  • Another 50-ish couple from Oregon: Retired young, I gather they made a fortune in dot-com stocks, now own horses and travel a lot.
  • A 30-something couple from Germany: He was friendly, outgoing, and involved in something to do with productivity improvement; she didn’t talk much, and got the most terrible sunburn I’ve ever seen, which finally scabbed over and probably left a permanent scar.
  • A 40-something woman from England: A biologist turned lawyer, low-key and friendly.
  • A 30-somethingsingle woman from New York: A medical physicist, very in-your-face, opinionated, dynamic.
  • A 32-year old woman from the Canadian North-West Territories: Incredibly outgoing, enthusiastic like a puppy-dog, manages a family-owned fishing and hunting lodge near the Arctic Circle, originally intended to be my cabin mate. In retrospect, this arrangement would have worked out well.
  • Me: A budding author, not yet published. Everyone was very interested in my book, no glazing over of eyes and polite yawns as used to happen when I told people I was an I.T. consultant.

Each day was packed to the hilt with fun, laughter, and strenuous activities. Generally, the entire group crawled out of bed at 6:00 a.m., helped ourselves to a huge buffet breakfast, and enjoyed a guided hike on one of the islands followed by snorkelling off the panga (Zodiac). Occasionally, I passed on balancing like a mountain goat to totter up lava boulders to the top of a volcanic cinder cone. After a huge lunch followed by a SHORT rest period, we were ready for more of the same. In the evening, we dined at two large tables — great food, enjoyable conversation over drinks, watched the sun set over the horizon, and listened to a briefing about the next day’s activities. Most of us over the age of 40 were in bed by nine or ten o’clock. Only the young, hardy, and foolish stayed up till the wee small hour of 10:30 p.m. working on another bottle of wine.

Thousands of guide books do justice to the Galapagos wildlife better than I could ever hope to. Suffice it to say, spring is the mating season. Every bird was in full regalia, the males doing their mating rituals hoping to attract a lovely lady, the females playing coy (up to a point). Quite a sight — thousands of blue-footed boobies, all flapping their wings and hooting, “Pick me. Pick me. I’m a good provider”. Hundreds of frigate birds perched on rocks and inflated a red balloon thingie under their chins whenever a female flew overhead. What female could ever resist a huge red balloon?

Most birds and animals are so tame they ignore tourists and go about their daily business as if they were alone. If touching the animals was allowed, we could have walked up and tucked a few sea lion pups under our arms. On one island, alerted by a strange honking noise, our guide led us into the jungle to watch two pairs of giant tortoises DOING IT in the wild — a very awkward process, as you might imagine. I never did find out exactly what transpired, as our guide wouldn’t let us get too close.

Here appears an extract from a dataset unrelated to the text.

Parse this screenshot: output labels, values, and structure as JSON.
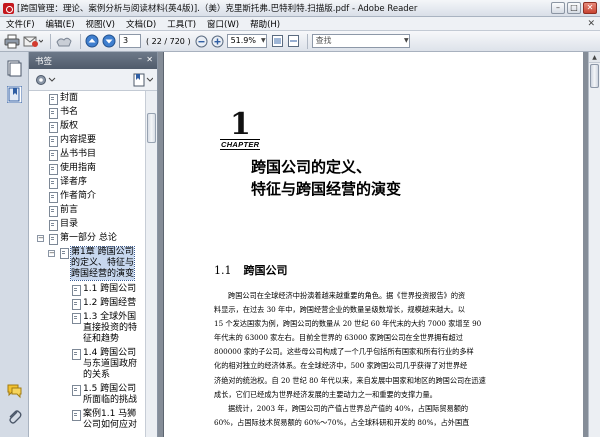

Snorkelling was equally amazing. Even though the Galapagos Islands straddle the equator, the water was quite cool because of the Humboldt Current. Not unbearably cold yet, but getting colder daily. Some of our group even wore wet suits. We saw reef sharks — the guide books informed us that they do not GENERALLY attack divers unless agitated or there is blood in the water. How comforting is that? Anyway, we got quite blasé about sharks (I guess they must have taken their daily quota of Valium, and none of us was dumb enough to bleed). We also swam with playful sea lions, penguins, marine iguanas, manta rays, turtles, and zillions of the most colourful fish imaginable.

When the magic bubble in time ended, we all promised to keep in touch. Since then, we’ve exchanged only a couple of emails and some photographs. But I will never forget my cruise to the Galapagos, or all the people who made it a memorable trip.